_ABOUT THIS EXERCISE_:
Repeat the data below exactly, dropping any pictures it holds.

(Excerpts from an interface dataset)

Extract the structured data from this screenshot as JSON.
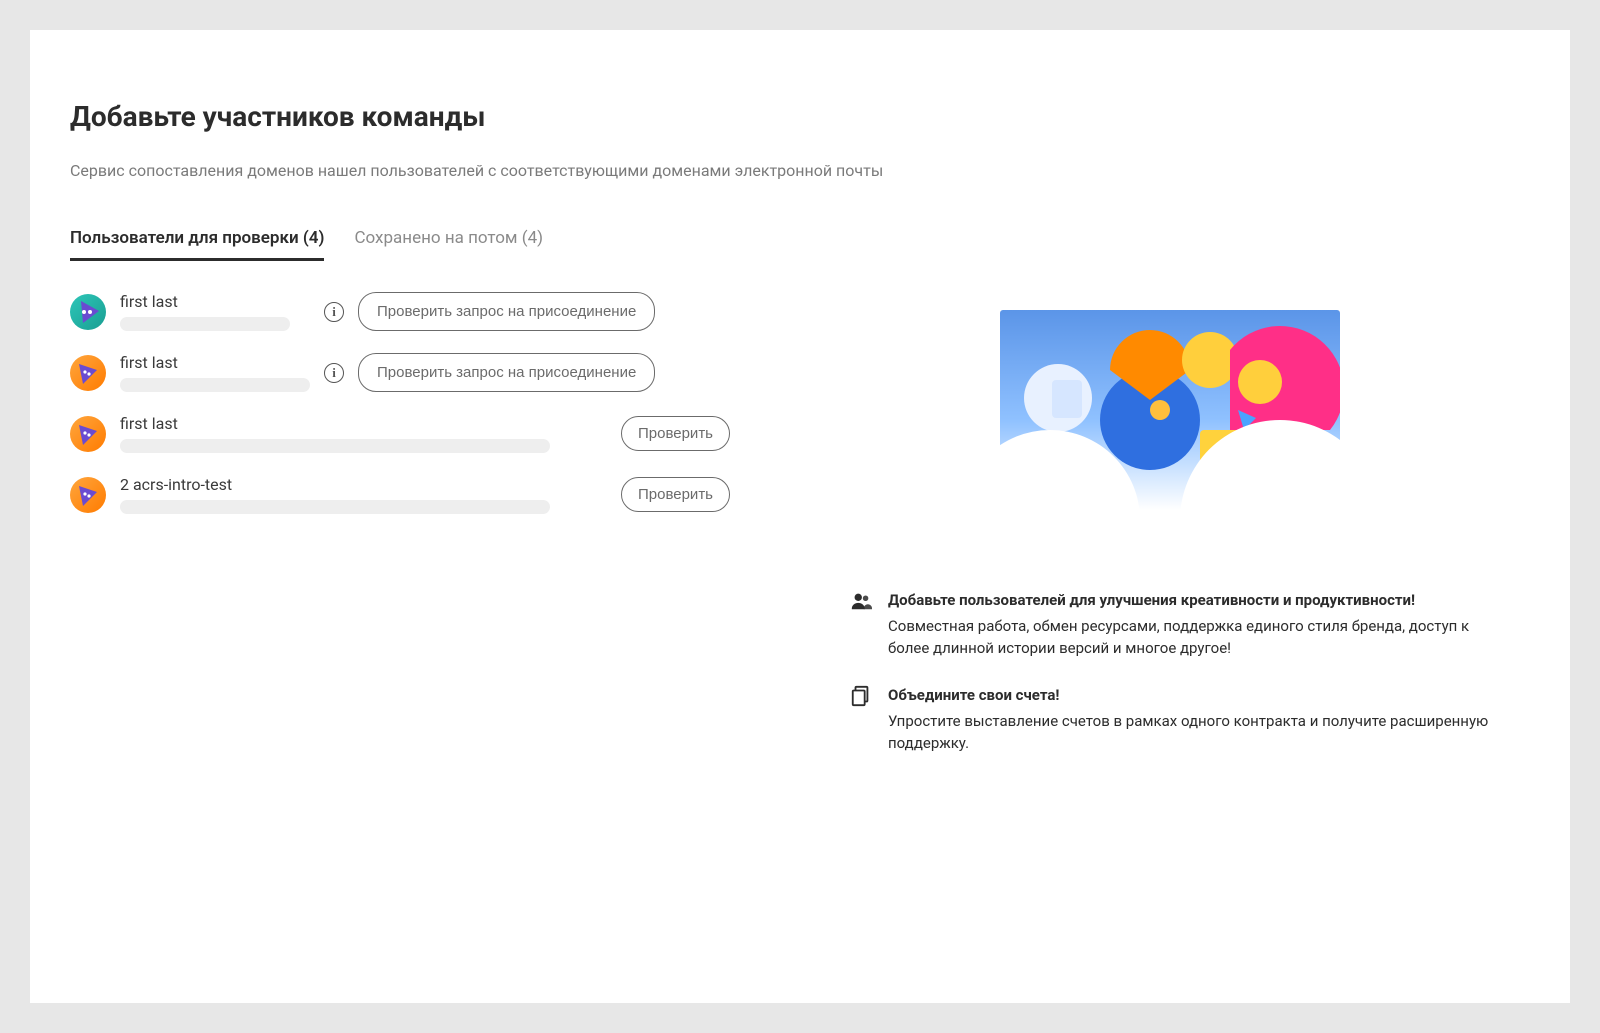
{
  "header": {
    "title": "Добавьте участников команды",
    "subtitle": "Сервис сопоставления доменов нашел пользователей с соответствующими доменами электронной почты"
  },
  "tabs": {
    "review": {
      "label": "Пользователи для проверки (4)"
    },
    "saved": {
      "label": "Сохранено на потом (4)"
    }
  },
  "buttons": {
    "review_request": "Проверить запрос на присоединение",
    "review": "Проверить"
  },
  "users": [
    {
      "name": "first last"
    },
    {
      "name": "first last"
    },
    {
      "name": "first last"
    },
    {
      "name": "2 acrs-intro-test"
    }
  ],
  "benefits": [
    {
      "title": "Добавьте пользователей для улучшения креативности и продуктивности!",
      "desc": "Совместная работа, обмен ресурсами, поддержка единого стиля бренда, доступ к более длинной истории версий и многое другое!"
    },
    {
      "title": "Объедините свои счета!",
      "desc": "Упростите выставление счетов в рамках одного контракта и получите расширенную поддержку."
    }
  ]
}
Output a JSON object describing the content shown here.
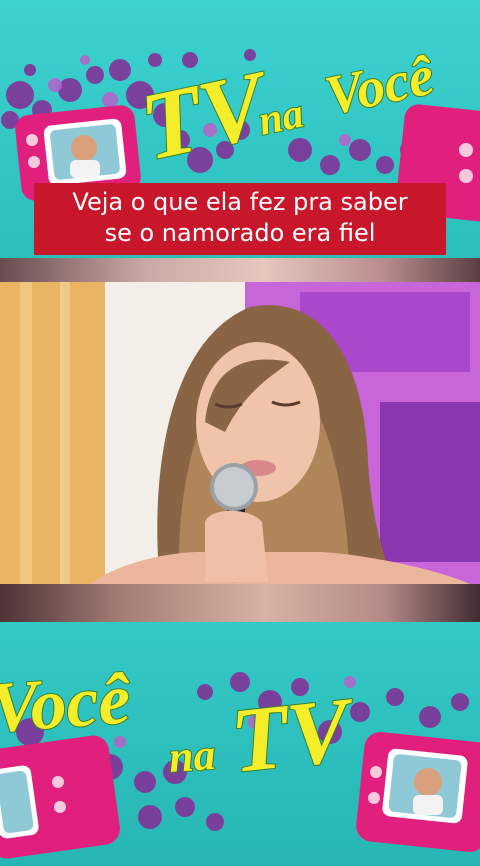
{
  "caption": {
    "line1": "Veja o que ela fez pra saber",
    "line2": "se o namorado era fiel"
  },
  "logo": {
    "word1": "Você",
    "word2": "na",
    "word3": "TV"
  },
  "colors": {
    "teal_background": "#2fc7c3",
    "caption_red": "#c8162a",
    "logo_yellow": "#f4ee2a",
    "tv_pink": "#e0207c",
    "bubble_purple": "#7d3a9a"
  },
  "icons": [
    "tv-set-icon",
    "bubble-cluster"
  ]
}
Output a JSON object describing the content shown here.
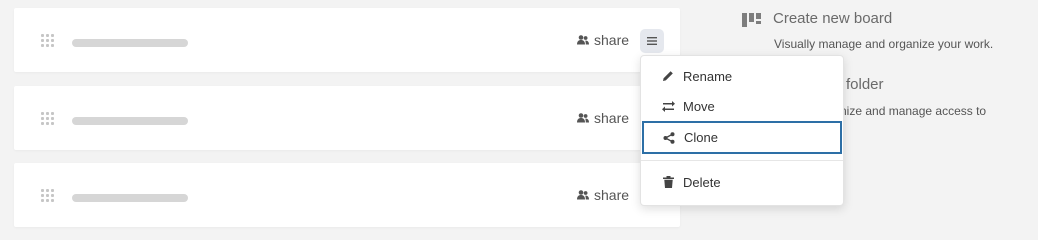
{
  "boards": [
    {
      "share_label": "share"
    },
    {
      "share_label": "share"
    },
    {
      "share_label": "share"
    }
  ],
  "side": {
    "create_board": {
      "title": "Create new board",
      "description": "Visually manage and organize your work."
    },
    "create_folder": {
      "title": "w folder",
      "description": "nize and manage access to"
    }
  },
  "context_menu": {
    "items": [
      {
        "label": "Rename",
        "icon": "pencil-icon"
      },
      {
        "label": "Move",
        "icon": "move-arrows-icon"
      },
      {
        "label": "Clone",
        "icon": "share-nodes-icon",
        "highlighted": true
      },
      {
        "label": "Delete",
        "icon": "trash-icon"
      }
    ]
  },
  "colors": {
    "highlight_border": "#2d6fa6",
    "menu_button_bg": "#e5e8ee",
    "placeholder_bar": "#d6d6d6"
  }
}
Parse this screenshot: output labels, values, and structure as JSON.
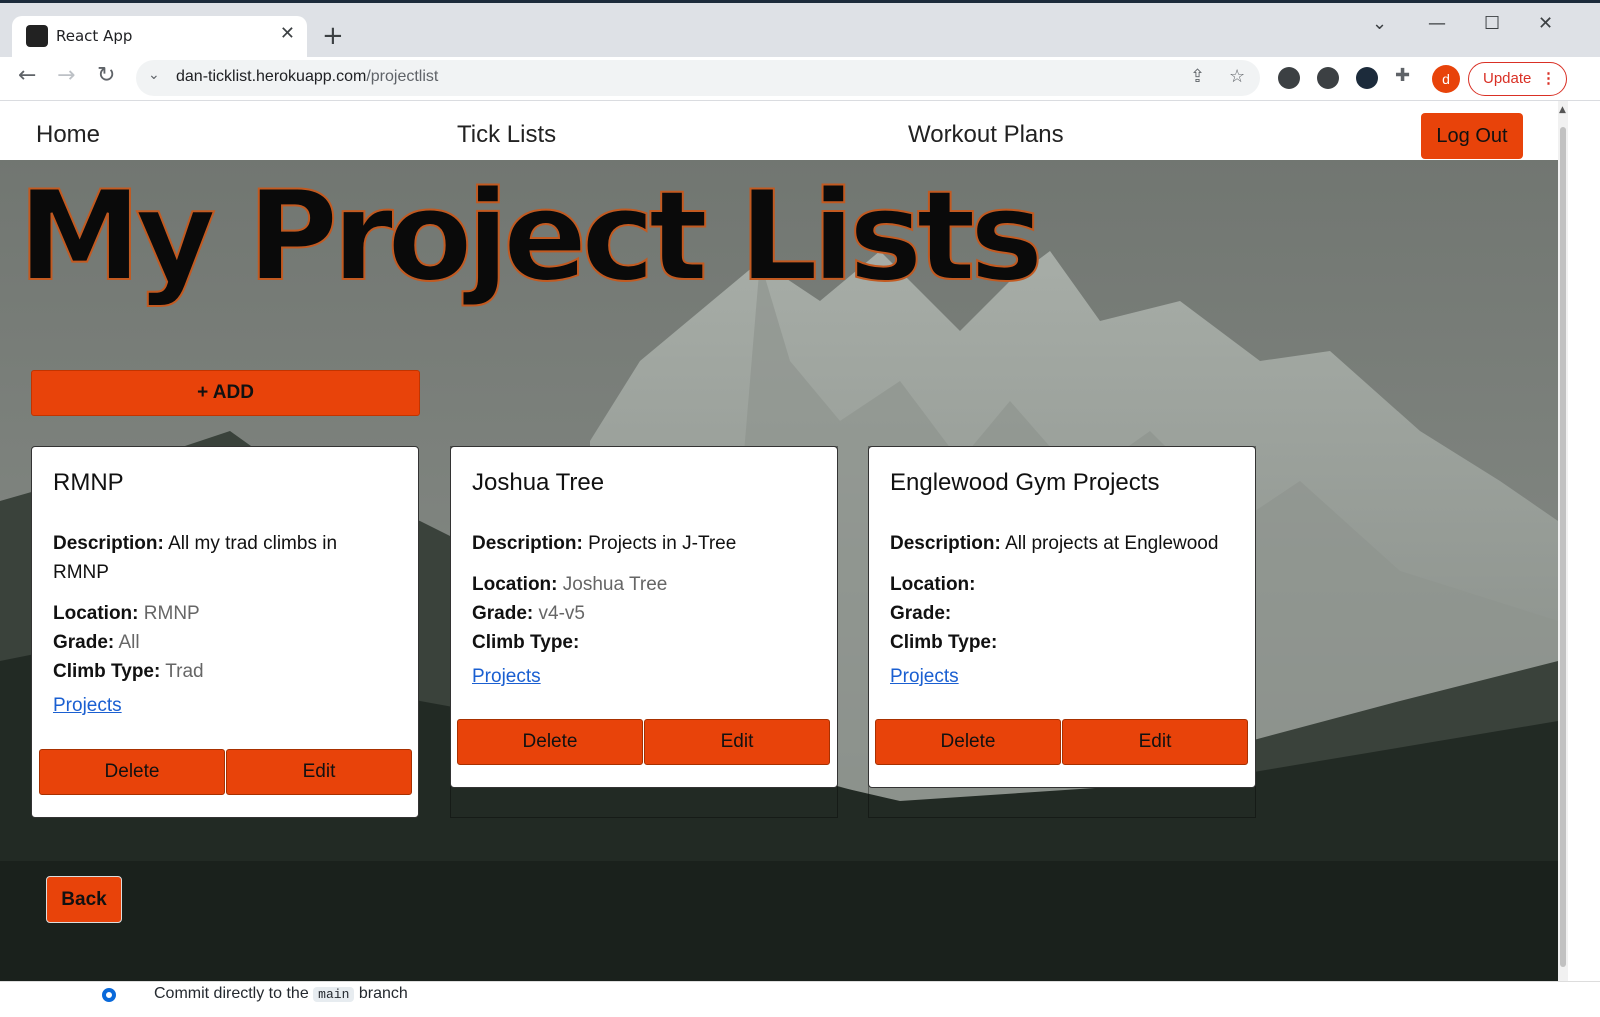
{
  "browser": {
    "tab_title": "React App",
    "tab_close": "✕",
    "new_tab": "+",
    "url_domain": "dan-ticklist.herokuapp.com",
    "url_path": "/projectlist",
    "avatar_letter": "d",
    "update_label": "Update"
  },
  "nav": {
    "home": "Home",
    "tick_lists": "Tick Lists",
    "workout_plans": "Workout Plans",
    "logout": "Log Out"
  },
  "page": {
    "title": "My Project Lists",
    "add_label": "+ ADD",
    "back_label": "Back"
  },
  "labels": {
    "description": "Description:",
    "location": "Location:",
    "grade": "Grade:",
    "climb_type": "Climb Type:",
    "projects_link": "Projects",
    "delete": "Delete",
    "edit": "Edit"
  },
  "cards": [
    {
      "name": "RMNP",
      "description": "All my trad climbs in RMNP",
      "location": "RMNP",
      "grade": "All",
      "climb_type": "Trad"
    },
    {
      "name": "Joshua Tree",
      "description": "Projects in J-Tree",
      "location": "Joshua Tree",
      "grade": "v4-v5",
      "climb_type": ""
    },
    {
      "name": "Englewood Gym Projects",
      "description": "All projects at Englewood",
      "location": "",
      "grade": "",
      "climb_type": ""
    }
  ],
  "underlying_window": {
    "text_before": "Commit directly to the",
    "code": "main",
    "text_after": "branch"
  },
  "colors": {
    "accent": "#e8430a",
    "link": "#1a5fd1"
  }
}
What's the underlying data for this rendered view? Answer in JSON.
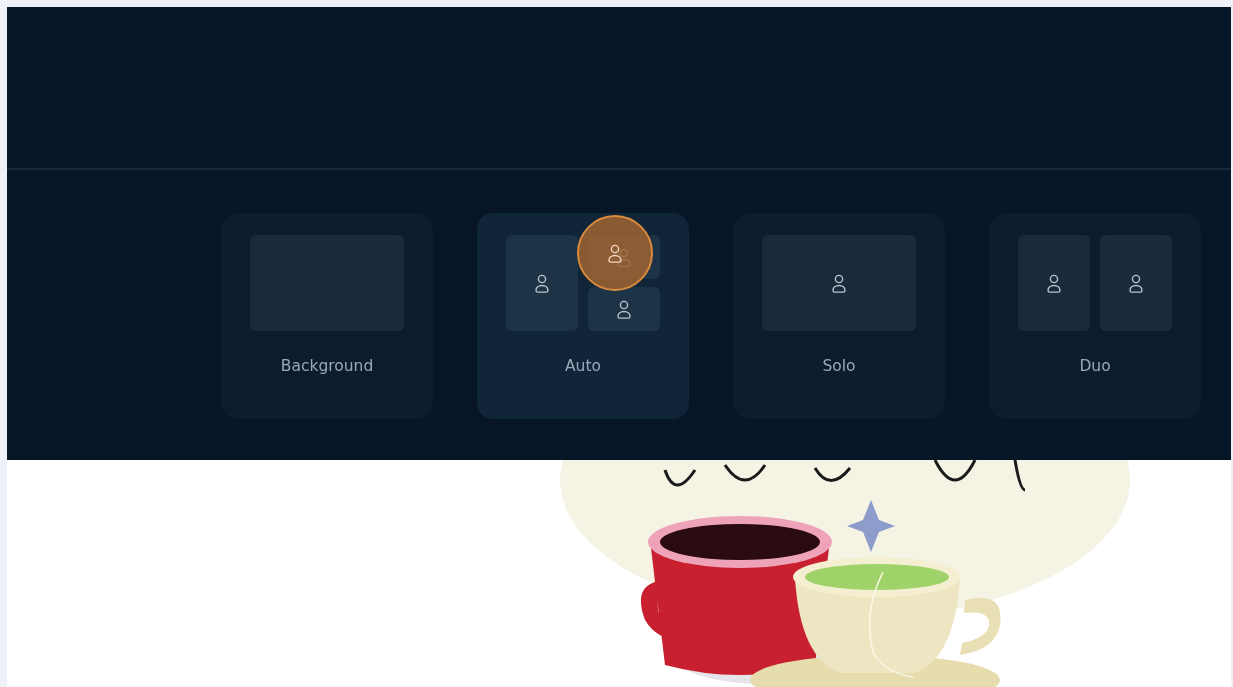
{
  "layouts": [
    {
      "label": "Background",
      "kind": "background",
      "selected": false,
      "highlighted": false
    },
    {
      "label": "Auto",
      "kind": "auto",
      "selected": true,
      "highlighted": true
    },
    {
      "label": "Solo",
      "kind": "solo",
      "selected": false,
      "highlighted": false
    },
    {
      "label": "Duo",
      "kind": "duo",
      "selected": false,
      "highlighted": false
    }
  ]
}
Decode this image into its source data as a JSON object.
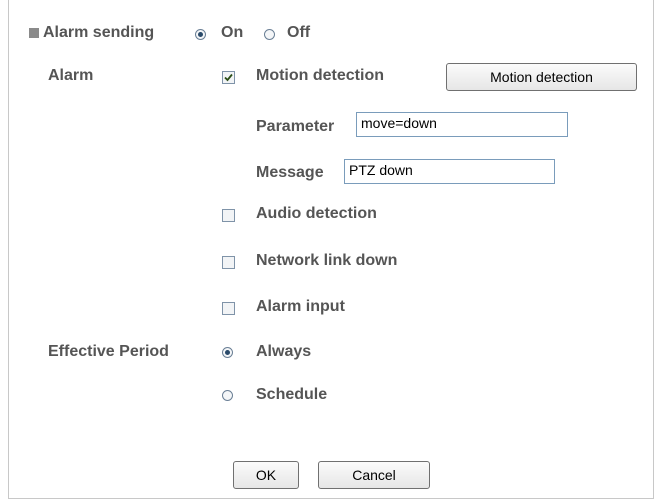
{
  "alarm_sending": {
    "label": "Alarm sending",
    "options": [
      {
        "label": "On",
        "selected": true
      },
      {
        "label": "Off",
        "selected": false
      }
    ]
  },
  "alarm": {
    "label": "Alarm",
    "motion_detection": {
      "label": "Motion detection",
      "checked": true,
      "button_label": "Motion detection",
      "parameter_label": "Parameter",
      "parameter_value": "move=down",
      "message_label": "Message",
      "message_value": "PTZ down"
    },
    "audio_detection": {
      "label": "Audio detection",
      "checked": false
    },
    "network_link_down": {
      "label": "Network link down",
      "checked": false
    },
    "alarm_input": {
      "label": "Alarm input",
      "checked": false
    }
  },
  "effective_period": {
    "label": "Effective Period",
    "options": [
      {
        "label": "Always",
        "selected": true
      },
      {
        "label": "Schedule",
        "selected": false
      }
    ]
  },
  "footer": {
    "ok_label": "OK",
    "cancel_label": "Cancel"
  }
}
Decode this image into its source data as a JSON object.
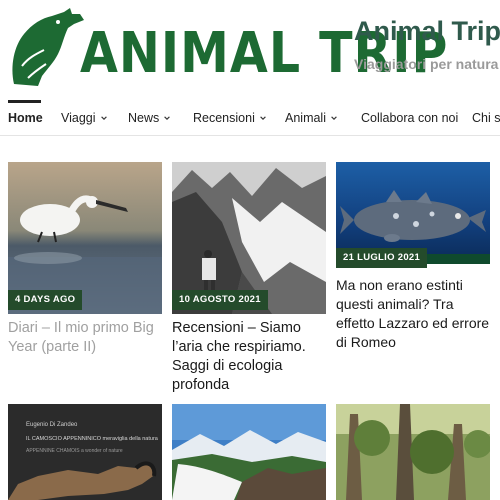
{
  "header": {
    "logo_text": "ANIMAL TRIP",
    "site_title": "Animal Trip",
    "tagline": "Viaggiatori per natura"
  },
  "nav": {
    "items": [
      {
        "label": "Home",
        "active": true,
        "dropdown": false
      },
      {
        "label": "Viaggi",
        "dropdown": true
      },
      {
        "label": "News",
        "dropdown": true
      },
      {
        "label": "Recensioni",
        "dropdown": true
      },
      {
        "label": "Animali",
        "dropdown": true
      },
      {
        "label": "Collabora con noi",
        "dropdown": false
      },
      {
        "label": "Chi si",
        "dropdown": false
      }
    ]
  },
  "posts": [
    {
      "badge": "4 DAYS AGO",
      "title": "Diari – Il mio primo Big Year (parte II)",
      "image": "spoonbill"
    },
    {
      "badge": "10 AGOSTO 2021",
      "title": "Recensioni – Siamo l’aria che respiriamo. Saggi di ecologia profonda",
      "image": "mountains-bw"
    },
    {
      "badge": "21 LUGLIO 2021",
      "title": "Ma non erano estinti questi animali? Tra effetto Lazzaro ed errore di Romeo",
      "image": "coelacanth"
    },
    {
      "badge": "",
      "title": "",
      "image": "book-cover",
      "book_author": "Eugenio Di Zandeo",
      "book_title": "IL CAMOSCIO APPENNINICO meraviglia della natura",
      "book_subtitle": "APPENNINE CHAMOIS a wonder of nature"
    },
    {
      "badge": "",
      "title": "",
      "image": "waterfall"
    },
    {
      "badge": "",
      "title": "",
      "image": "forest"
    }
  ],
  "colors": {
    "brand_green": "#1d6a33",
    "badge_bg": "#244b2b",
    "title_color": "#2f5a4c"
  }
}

_SOLUTION TO THE PROBLEM_:
Extract the structured data from this screenshot as JSON.
{
  "header": {
    "title": "Добавьте участников команды",
    "subtitle": "Сервис сопоставления доменов нашел пользователей с соответствующими доменами электронной почты"
  },
  "tabs": {
    "review": {
      "label": "Пользователи для проверки (4)"
    },
    "saved": {
      "label": "Сохранено на потом (4)"
    }
  },
  "buttons": {
    "review_request": "Проверить запрос на присоединение",
    "review": "Проверить"
  },
  "users": [
    {
      "name": "first last"
    },
    {
      "name": "first last"
    },
    {
      "name": "first last"
    },
    {
      "name": "2 acrs-intro-test"
    }
  ],
  "benefits": [
    {
      "title": "Добавьте пользователей для улучшения креативности и продуктивности!",
      "desc": "Совместная работа, обмен ресурсами, поддержка единого стиля бренда, доступ к более длинной истории версий и многое другое!"
    },
    {
      "title": "Объедините свои счета!",
      "desc": "Упростите выставление счетов в рамках одного контракта и получите расширенную поддержку."
    }
  ]
}
Output a JSON object describing the content shown here.
{
  "caption": {
    "line1": "Veja o que ela fez pra saber",
    "line2": "se o namorado era fiel"
  },
  "logo": {
    "word1": "Você",
    "word2": "na",
    "word3": "TV"
  },
  "colors": {
    "teal_background": "#2fc7c3",
    "caption_red": "#c8162a",
    "logo_yellow": "#f4ee2a",
    "tv_pink": "#e0207c",
    "bubble_purple": "#7d3a9a"
  },
  "icons": [
    "tv-set-icon",
    "bubble-cluster"
  ]
}
Output a JSON object describing the content shown here.
{
  "boards": [
    {
      "share_label": "share"
    },
    {
      "share_label": "share"
    },
    {
      "share_label": "share"
    }
  ],
  "side": {
    "create_board": {
      "title": "Create new board",
      "description": "Visually manage and organize your work."
    },
    "create_folder": {
      "title": "w folder",
      "description": "nize and manage access to"
    }
  },
  "context_menu": {
    "items": [
      {
        "label": "Rename",
        "icon": "pencil-icon"
      },
      {
        "label": "Move",
        "icon": "move-arrows-icon"
      },
      {
        "label": "Clone",
        "icon": "share-nodes-icon",
        "highlighted": true
      },
      {
        "label": "Delete",
        "icon": "trash-icon"
      }
    ]
  },
  "colors": {
    "highlight_border": "#2d6fa6",
    "menu_button_bg": "#e5e8ee",
    "placeholder_bar": "#d6d6d6"
  }
}
Parse this screenshot: output labels, values, and structure as JSON.
{
  "browser": {
    "tab_title": "React App",
    "tab_close": "✕",
    "new_tab": "+",
    "url_domain": "dan-ticklist.herokuapp.com",
    "url_path": "/projectlist",
    "avatar_letter": "d",
    "update_label": "Update"
  },
  "nav": {
    "home": "Home",
    "tick_lists": "Tick Lists",
    "workout_plans": "Workout Plans",
    "logout": "Log Out"
  },
  "page": {
    "title": "My Project Lists",
    "add_label": "+ ADD",
    "back_label": "Back"
  },
  "labels": {
    "description": "Description:",
    "location": "Location:",
    "grade": "Grade:",
    "climb_type": "Climb Type:",
    "projects_link": "Projects",
    "delete": "Delete",
    "edit": "Edit"
  },
  "cards": [
    {
      "name": "RMNP",
      "description": "All my trad climbs in RMNP",
      "location": "RMNP",
      "grade": "All",
      "climb_type": "Trad"
    },
    {
      "name": "Joshua Tree",
      "description": "Projects in J-Tree",
      "location": "Joshua Tree",
      "grade": "v4-v5",
      "climb_type": ""
    },
    {
      "name": "Englewood Gym Projects",
      "description": "All projects at Englewood",
      "location": "",
      "grade": "",
      "climb_type": ""
    }
  ],
  "underlying_window": {
    "text_before": "Commit directly to the",
    "code": "main",
    "text_after": "branch"
  },
  "colors": {
    "accent": "#e8430a",
    "link": "#1a5fd1"
  }
}
What's the underlying data for this rendered view? Answer in JSON.
{
  "layouts": [
    {
      "label": "Background",
      "kind": "background",
      "selected": false,
      "highlighted": false
    },
    {
      "label": "Auto",
      "kind": "auto",
      "selected": true,
      "highlighted": true
    },
    {
      "label": "Solo",
      "kind": "solo",
      "selected": false,
      "highlighted": false
    },
    {
      "label": "Duo",
      "kind": "duo",
      "selected": false,
      "highlighted": false
    }
  ]
}
Decode this image into its source data as a JSON object.
{
  "alarm_sending": {
    "label": "Alarm sending",
    "options": [
      {
        "label": "On",
        "selected": true
      },
      {
        "label": "Off",
        "selected": false
      }
    ]
  },
  "alarm": {
    "label": "Alarm",
    "motion_detection": {
      "label": "Motion detection",
      "checked": true,
      "button_label": "Motion detection",
      "parameter_label": "Parameter",
      "parameter_value": "move=down",
      "message_label": "Message",
      "message_value": "PTZ down"
    },
    "audio_detection": {
      "label": "Audio detection",
      "checked": false
    },
    "network_link_down": {
      "label": "Network link down",
      "checked": false
    },
    "alarm_input": {
      "label": "Alarm input",
      "checked": false
    }
  },
  "effective_period": {
    "label": "Effective Period",
    "options": [
      {
        "label": "Always",
        "selected": true
      },
      {
        "label": "Schedule",
        "selected": false
      }
    ]
  },
  "footer": {
    "ok_label": "OK",
    "cancel_label": "Cancel"
  }
}
Decode this image into its source data as a JSON object.
{
  "header": {
    "logo_text": "ANIMAL TRIP",
    "site_title": "Animal Trip",
    "tagline": "Viaggiatori per natura"
  },
  "nav": {
    "items": [
      {
        "label": "Home",
        "active": true,
        "dropdown": false
      },
      {
        "label": "Viaggi",
        "dropdown": true
      },
      {
        "label": "News",
        "dropdown": true
      },
      {
        "label": "Recensioni",
        "dropdown": true
      },
      {
        "label": "Animali",
        "dropdown": true
      },
      {
        "label": "Collabora con noi",
        "dropdown": false
      },
      {
        "label": "Chi si",
        "dropdown": false
      }
    ]
  },
  "posts": [
    {
      "badge": "4 DAYS AGO",
      "title": "Diari – Il mio primo Big Year (parte II)",
      "image": "spoonbill"
    },
    {
      "badge": "10 AGOSTO 2021",
      "title": "Recensioni – Siamo l’aria che respiriamo. Saggi di ecologia profonda",
      "image": "mountains-bw"
    },
    {
      "badge": "21 LUGLIO 2021",
      "title": "Ma non erano estinti questi animali? Tra effetto Lazzaro ed errore di Romeo",
      "image": "coelacanth"
    },
    {
      "badge": "",
      "title": "",
      "image": "book-cover",
      "book_author": "Eugenio Di Zandeo",
      "book_title": "IL CAMOSCIO APPENNINICO meraviglia della natura",
      "book_subtitle": "APPENNINE CHAMOIS a wonder of nature"
    },
    {
      "badge": "",
      "title": "",
      "image": "waterfall"
    },
    {
      "badge": "",
      "title": "",
      "image": "forest"
    }
  ],
  "colors": {
    "brand_green": "#1d6a33",
    "badge_bg": "#244b2b",
    "title_color": "#2f5a4c"
  }
}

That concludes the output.